Find the word "crest" in the listing below, then return every line it appears in.

Records:
----------

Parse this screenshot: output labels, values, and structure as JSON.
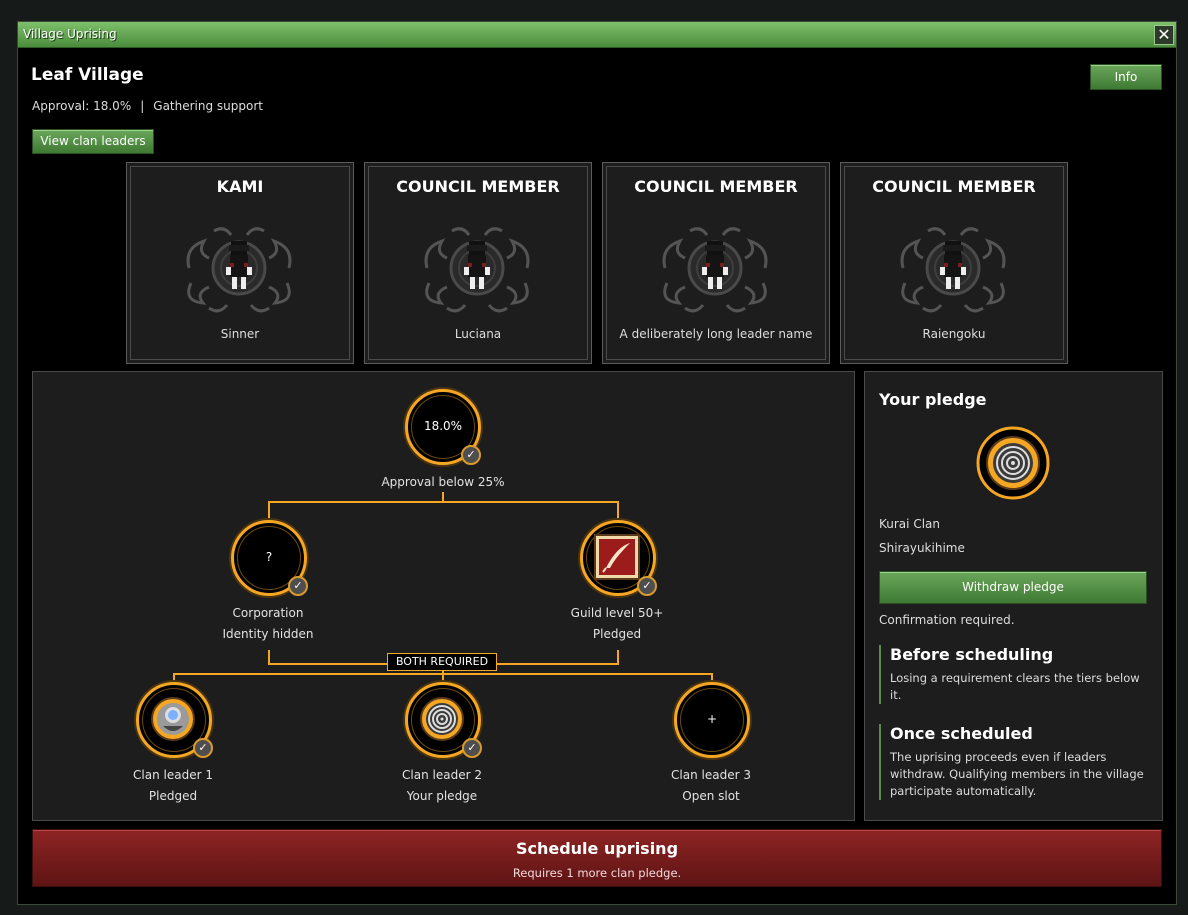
{
  "window": {
    "title": "Village Uprising",
    "close_label": "✕"
  },
  "header": {
    "village_name": "Leaf Village",
    "approval_text": "Approval: 18.0%",
    "separator": "|",
    "phase_text": "Gathering support",
    "info_label": "Info",
    "view_leaders_label": "View clan leaders"
  },
  "leaders": [
    {
      "role": "KAMI",
      "name": "Sinner"
    },
    {
      "role": "COUNCIL MEMBER",
      "name": "Luciana"
    },
    {
      "role": "COUNCIL MEMBER",
      "name": "A deliberately long leader name"
    },
    {
      "role": "COUNCIL MEMBER",
      "name": "Raiengoku"
    }
  ],
  "tree": {
    "approval": {
      "value": "18.0%",
      "label": "Approval below 25%",
      "met": true
    },
    "corporation": {
      "value": "?",
      "line1": "Corporation",
      "line2": "Identity hidden",
      "met": true
    },
    "guild": {
      "line1": "Guild level 50+",
      "line2": "Pledged",
      "met": true
    },
    "both_required": "BOTH REQUIRED",
    "clans": [
      {
        "line1": "Clan leader 1",
        "line2": "Pledged",
        "met": true
      },
      {
        "line1": "Clan leader 2",
        "line2": "Your pledge",
        "met": true
      },
      {
        "value": "+",
        "line1": "Clan leader 3",
        "line2": "Open slot",
        "met": false
      }
    ],
    "check_glyph": "✓"
  },
  "pledge": {
    "title": "Your pledge",
    "clan": "Kurai Clan",
    "member": "Shirayukihime",
    "withdraw_label": "Withdraw pledge",
    "confirm_text": "Confirmation required.",
    "before_title": "Before scheduling",
    "before_text": "Losing a requirement clears the tiers below it.",
    "after_title": "Once scheduled",
    "after_text": "The uprising proceeds even if leaders withdraw. Qualifying members in the village participate automatically."
  },
  "schedule": {
    "title": "Schedule uprising",
    "subtitle": "Requires 1 more clan pledge."
  },
  "colors": {
    "accent": "#f5a623",
    "green": "#4f8c42",
    "red": "#7a1b1b"
  },
  "icons": {
    "portrait": "shadow-ninja-portrait-icon",
    "guild": "feather-quill-icon",
    "clan1": "eye-crest-icon",
    "clan2": "spiral-crest-icon"
  }
}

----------

Solution to this problem:
    "clan1": "eye-crest-icon",
    "clan2": "spiral-crest-icon"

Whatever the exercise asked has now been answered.